But the ruling dismissed claims that AEG could be held liable for Murray’s conduct and breached its duty to properly care for the pop superstar.
AEG Live was promoting a series of This Is It comeback concerts by Jackson in London. Jackson, 50, died in June 2009 while in final preparations for the shows after Murray administered a lethal dose of the anaesthetic propofol in the singer’s bedroom.
Katherine Jackson’s lawyer Kevin Boyle argued at a hearing on Monday that AEG controlled Murray’s actions and failed to properly investigate him before agreeing to pay him to work as the singer’s doctor.
He cited Murray’s debt problems as a red flag that AEG should have spotted and said the company created a serious conflict between his responsibility to Jackson and his own financial well-being.

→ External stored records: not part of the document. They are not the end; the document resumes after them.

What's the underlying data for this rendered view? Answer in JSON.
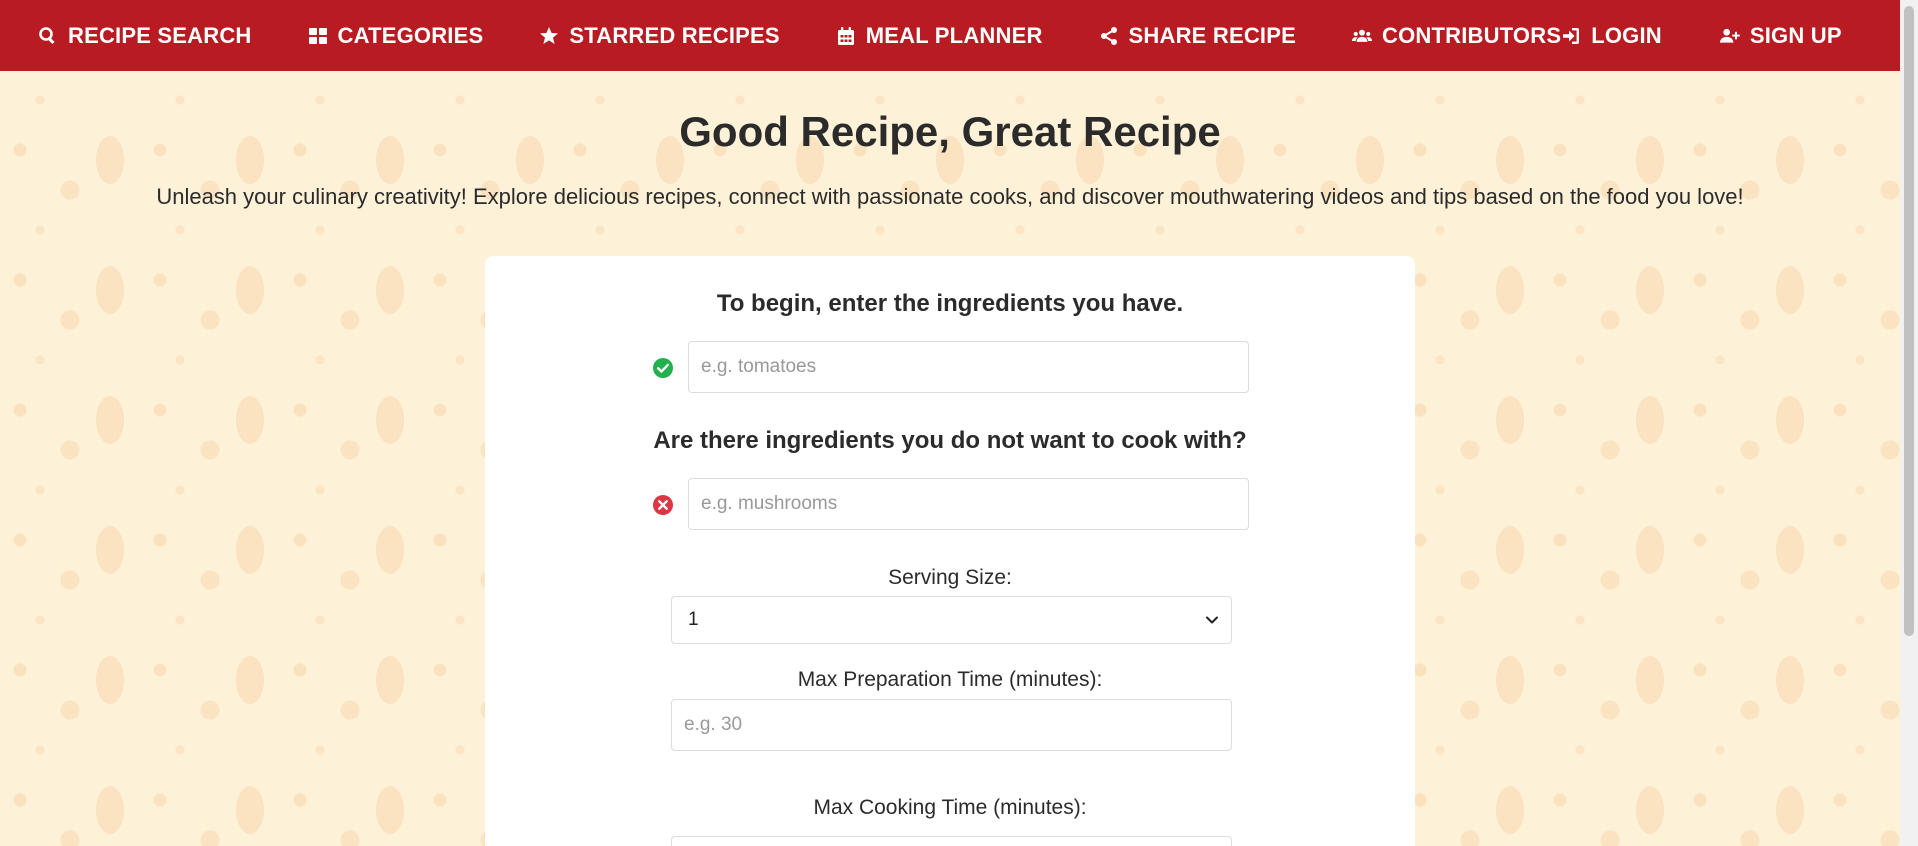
{
  "nav": {
    "items": [
      {
        "label": "RECIPE SEARCH",
        "icon": "search-icon"
      },
      {
        "label": "CATEGORIES",
        "icon": "grid-icon"
      },
      {
        "label": "STARRED RECIPES",
        "icon": "star-icon"
      },
      {
        "label": "MEAL PLANNER",
        "icon": "calendar-icon"
      },
      {
        "label": "SHARE RECIPE",
        "icon": "share-icon"
      },
      {
        "label": "CONTRIBUTORS",
        "icon": "users-icon"
      }
    ],
    "login": {
      "label": "LOGIN",
      "icon": "login-icon"
    },
    "signup": {
      "label": "SIGN UP",
      "icon": "user-plus-icon"
    }
  },
  "hero": {
    "title": "Good Recipe, Great Recipe",
    "subtitle": "Unleash your culinary creativity! Explore delicious recipes, connect with passionate cooks, and discover mouthwatering videos and tips based on the food you love!"
  },
  "form": {
    "include": {
      "heading": "To begin, enter the ingredients you have.",
      "placeholder": "e.g. tomatoes",
      "value": "",
      "icon": "check-circle-icon"
    },
    "exclude": {
      "heading": "Are there ingredients you do not want to cook with?",
      "placeholder": "e.g. mushrooms",
      "value": "",
      "icon": "x-circle-icon"
    },
    "serving": {
      "label": "Serving Size:",
      "selected": "1"
    },
    "prep_time": {
      "label": "Max Preparation Time (minutes):",
      "placeholder": "e.g. 30",
      "value": ""
    },
    "cook_time": {
      "label": "Max Cooking Time (minutes):"
    }
  },
  "colors": {
    "brand": "#b81c22",
    "background": "#fdf1d8",
    "success": "#22b14c",
    "danger": "#dc3545"
  }
}
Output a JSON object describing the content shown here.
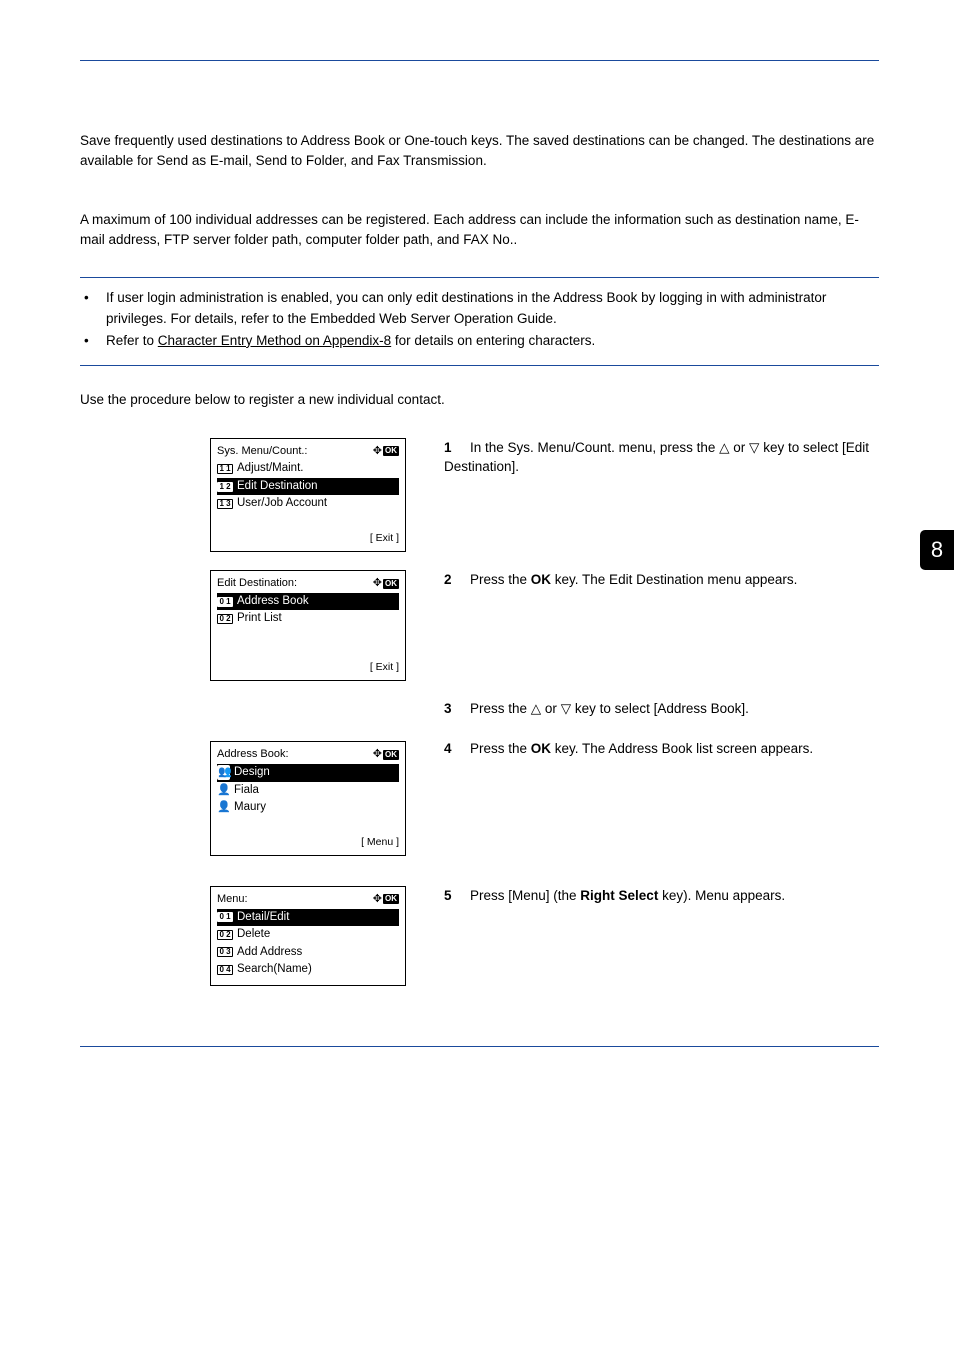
{
  "intro": "Save frequently used destinations to Address Book or One-touch keys. The saved destinations can be changed. The destinations are available for Send as E-mail, Send to Folder, and Fax Transmission.",
  "limit": "A maximum of 100 individual addresses can be registered. Each address can include the information such as destination name, E-mail address, FTP server folder path, computer folder path, and FAX No..",
  "note1a": "If user login administration is enabled, you can only edit destinations in the Address Book by logging in with administrator privileges. For details, refer to the Embedded Web Server Operation Guide.",
  "note2a": "Refer to ",
  "note2link": "Character Entry Method on Appendix-8",
  "note2b": " for details on entering characters.",
  "proc": "Use the procedure below to register a new individual contact.",
  "tab": "8",
  "step1": {
    "num": "1",
    "a": "In the Sys. Menu/Count. menu, press the ",
    "b": " or ",
    "c": " key to select [Edit Destination]."
  },
  "step2": {
    "num": "2",
    "a": "Press the ",
    "b": " key. The Edit Destination menu appears."
  },
  "step3": {
    "num": "3",
    "a": "Press the ",
    "b": " or ",
    "c": " key to select [Address Book]."
  },
  "step4": {
    "num": "4",
    "a": "Press the ",
    "b": " key. The Address Book list screen appears."
  },
  "step5": {
    "num": "5",
    "a": "Press [Menu] (the ",
    "b": " key). Menu appears."
  },
  "lcd1": {
    "title": "Sys. Menu/Count.:",
    "r1": {
      "badge": "1 1",
      "text": " Adjust/Maint."
    },
    "r2": {
      "badge": "1 2",
      "text": " Edit Destination"
    },
    "r3": {
      "badge": "1 3",
      "text": " User/Job Account"
    },
    "footL": "",
    "footR": "[ Exit  ]"
  },
  "lcd2": {
    "title": "Edit Destination:",
    "r1": {
      "badge": "0 1",
      "text": " Address Book"
    },
    "r2": {
      "badge": "0 2",
      "text": " Print List"
    },
    "footL": "",
    "footR": "[ Exit  ]"
  },
  "lcd3": {
    "title": "Address Book:",
    "r1": {
      "text": " Design"
    },
    "r2": {
      "text": " Fiala"
    },
    "r3": {
      "text": " Maury"
    },
    "footL": "",
    "footR": "[ Menu ]"
  },
  "lcd4": {
    "title": "Menu:",
    "r1": {
      "badge": "0 1",
      "text": " Detail/Edit"
    },
    "r2": {
      "badge": "0 2",
      "text": " Delete"
    },
    "r3": {
      "badge": "0 3",
      "text": " Add Address"
    },
    "r4": {
      "badge": "0 4",
      "text": " Search(Name)"
    }
  },
  "arrows": {
    "up": "△",
    "down": "▽",
    "nav": "✥"
  },
  "ok": "OK"
}
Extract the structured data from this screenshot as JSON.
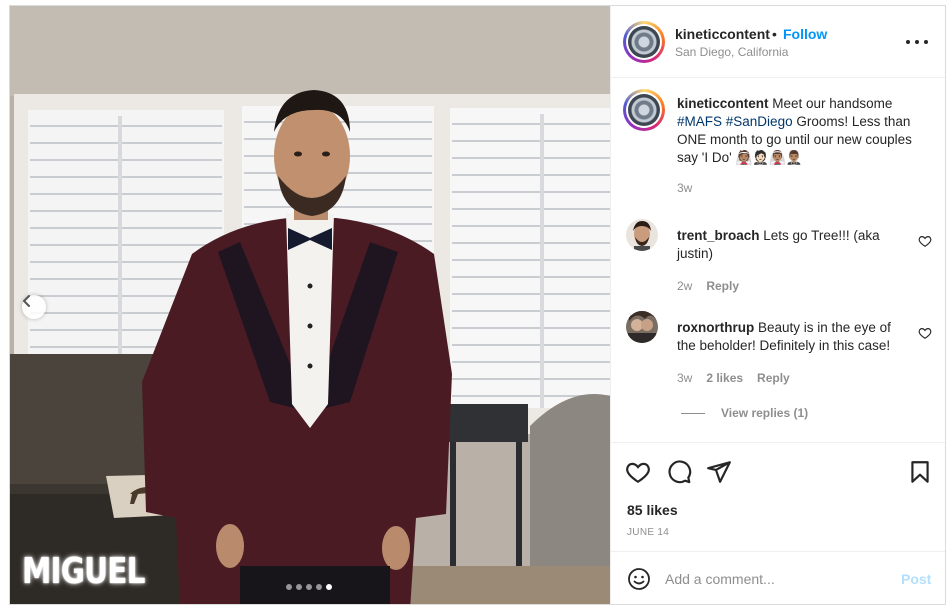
{
  "post": {
    "username": "kineticcontent",
    "separator": "•",
    "follow_label": "Follow",
    "location": "San Diego, California",
    "more_icon": "more-options-icon",
    "overlay_name": "MIGUEL",
    "carousel": {
      "count": 5,
      "active_index": 4
    }
  },
  "caption": {
    "username": "kineticcontent",
    "text_1": " Meet our handsome ",
    "hashtag_1": "#MAFS",
    "text_2": " ",
    "hashtag_2": "#SanDiego",
    "text_3": " Grooms! Less than ONE month to go until our new couples say 'I Do' ",
    "emojis": "👰🏽🤵🏻👰🏽‍♂️🤵🏽‍♂️",
    "time": "3w"
  },
  "comments": [
    {
      "username": "trent_broach",
      "text": " Lets go Tree!!! (aka justin)",
      "time": "2w",
      "reply_label": "Reply"
    },
    {
      "username": "roxnorthrup",
      "text": " Beauty is in the eye of the beholder! Definitely in this case!",
      "time": "3w",
      "likes": "2 likes",
      "reply_label": "Reply",
      "view_replies": "View replies (1)"
    }
  ],
  "actions": {
    "likes": "85 likes",
    "date": "JUNE 14"
  },
  "composer": {
    "placeholder": "Add a comment...",
    "post_label": "Post"
  },
  "colors": {
    "accent": "#0095f6",
    "hashtag": "#00376b",
    "muted": "#8e8e8e",
    "post_disabled": "#b2dffc"
  }
}
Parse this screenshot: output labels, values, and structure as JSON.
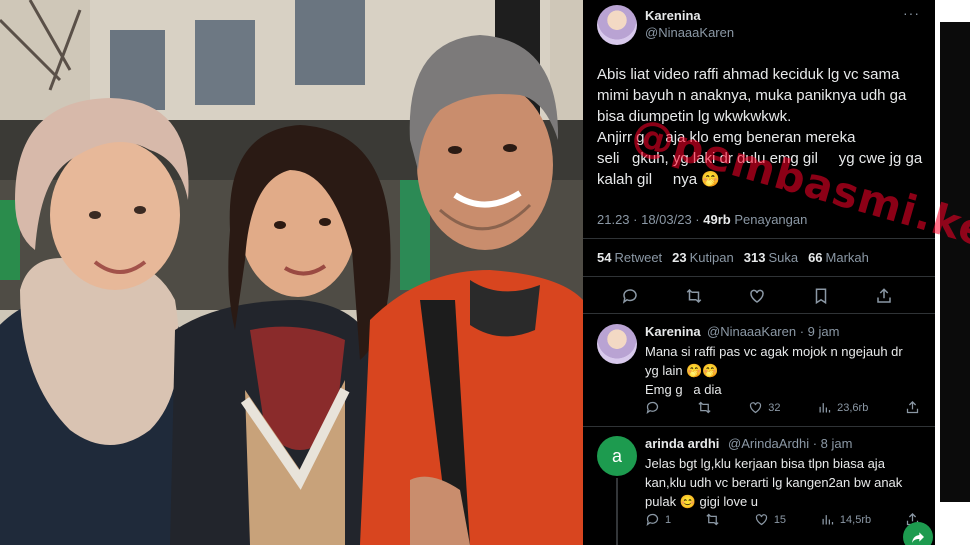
{
  "main_tweet": {
    "name": "Karenina",
    "handle": "@NinaaaKaren",
    "more": "···",
    "text": "Abis liat video raffi ahmad keciduk lg vc sama\nmimi bayuh n anaknya, muka paniknya udh ga\nbisa diumpetin lg wkwkwkwk.\nAnjirr g     aja klo emg beneran mereka\nseli   gkuh, yg laki dr dulu emg gil     yg cwe jg ga\nkalah gil     nya 🤭",
    "time": "21.23 · 18/03/23 · ",
    "views_count": "49rb",
    "views_label": " Penayangan",
    "stats": [
      {
        "count": "54",
        "label": "Retweet"
      },
      {
        "count": "23",
        "label": "Kutipan"
      },
      {
        "count": "313",
        "label": "Suka"
      },
      {
        "count": "66",
        "label": "Markah"
      }
    ]
  },
  "reply1": {
    "name": "Karenina",
    "handle": "@NinaaaKaren · 9 jam",
    "text": "Mana si raffi pas vc agak mojok n ngejauh dr\nyg lain 🤭🤭\nEmg g   a dia",
    "likes": "32",
    "views": "23,6rb"
  },
  "reply2": {
    "avatar_letter": "a",
    "name": "arinda ardhi",
    "handle": "@ArindaArdhi · 8 jam",
    "text": "Jelas bgt lg,klu kerjaan bisa tlpn biasa aja\nkan,klu udh vc berarti lg kangen2an bw anak\npulak 😊 gigi love u",
    "replies": "1",
    "likes": "15",
    "views": "14,5rb"
  },
  "watermark": "@pembasmi.ke",
  "colors": {
    "background": "#000000",
    "text": "#e7e9ea",
    "muted": "#8b98a5",
    "divider": "#2f3336",
    "watermark": "#ff0028",
    "green": "#1d9b4f"
  }
}
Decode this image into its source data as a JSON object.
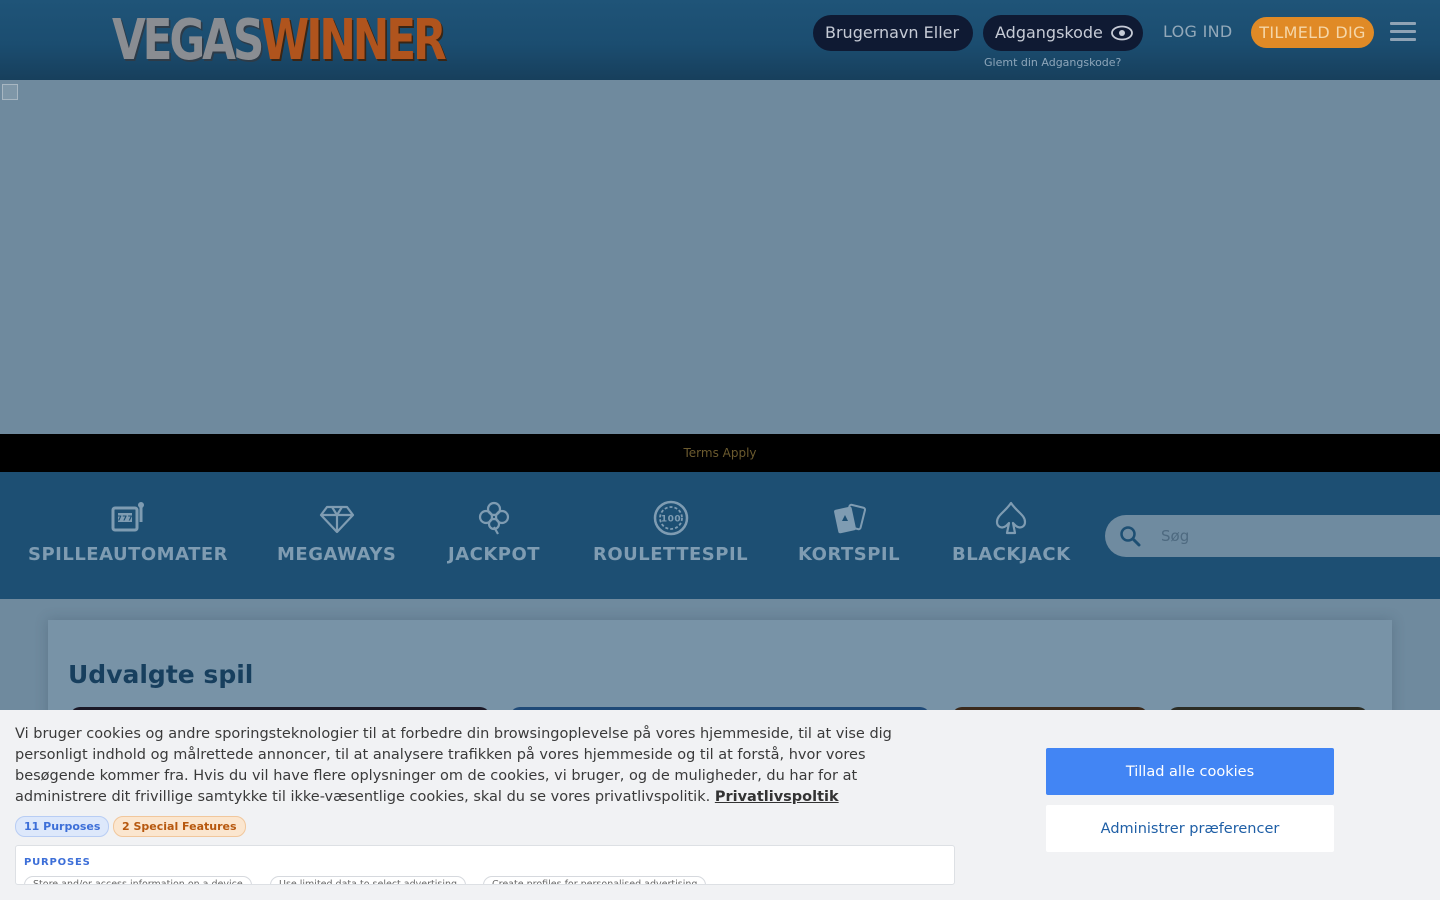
{
  "header": {
    "logo_part1": "VEGAS",
    "logo_part2": "WINNER",
    "username_placeholder": "Brugernavn Eller",
    "password_placeholder": "Adgangskode",
    "forgot_link": "Glemt din Adgangskode?",
    "login_label": "LOG IND",
    "signup_label": "TILMELD DIG"
  },
  "banner": {
    "terms": "Terms Apply"
  },
  "categories": [
    {
      "label": "SPILLEAUTOMATER",
      "icon": "slot-machine-icon"
    },
    {
      "label": "MEGAWAYS",
      "icon": "diamond-icon"
    },
    {
      "label": "JACKPOT",
      "icon": "clover-icon"
    },
    {
      "label": "ROULETTESPIL",
      "icon": "chip-icon"
    },
    {
      "label": "KORTSPIL",
      "icon": "cards-icon"
    },
    {
      "label": "BLACKJACK",
      "icon": "spade-icon"
    }
  ],
  "search": {
    "placeholder": "Søg"
  },
  "featured": {
    "title": "Udvalgte spil"
  },
  "cookie": {
    "text": "Vi bruger cookies og andre sporingsteknologier til at forbedre din browsingoplevelse på vores hjemmeside, til at vise dig personligt indhold og målrettede annoncer, til at analysere trafikken på vores hjemmeside og til at forstå, hvor vores besøgende kommer fra. Hvis du vil have flere oplysninger om de cookies, vi bruger, og de muligheder, du har for at administrere dit frivillige samtykke til ikke-væsentlige cookies, skal du se vores privatlivspolitik.",
    "privacy_link": "Privatlivspoltik",
    "purposes_badge": "11 Purposes",
    "features_badge": "2 Special Features",
    "purposes_heading": "PURPOSES",
    "purpose_tags": [
      "Store and/or access information on a device",
      "Use limited data to select advertising",
      "Create profiles for personalised advertising"
    ],
    "allow_all": "Tillad alle cookies",
    "manage": "Administrer præferencer"
  }
}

Jackson died before a contract that would have paid Murray 150,000 dollars (£100,000) a month was finalised.
AEG lawyer Marvin Putnam has said Murray was not employed by the promoter and he expects the company to win at trial.
He said Katherine Jackson’s lawyers would be unable to prove that AEG should have foreseen that Murray was a danger to the Thriller singer.
The trial is due to begin on April 2.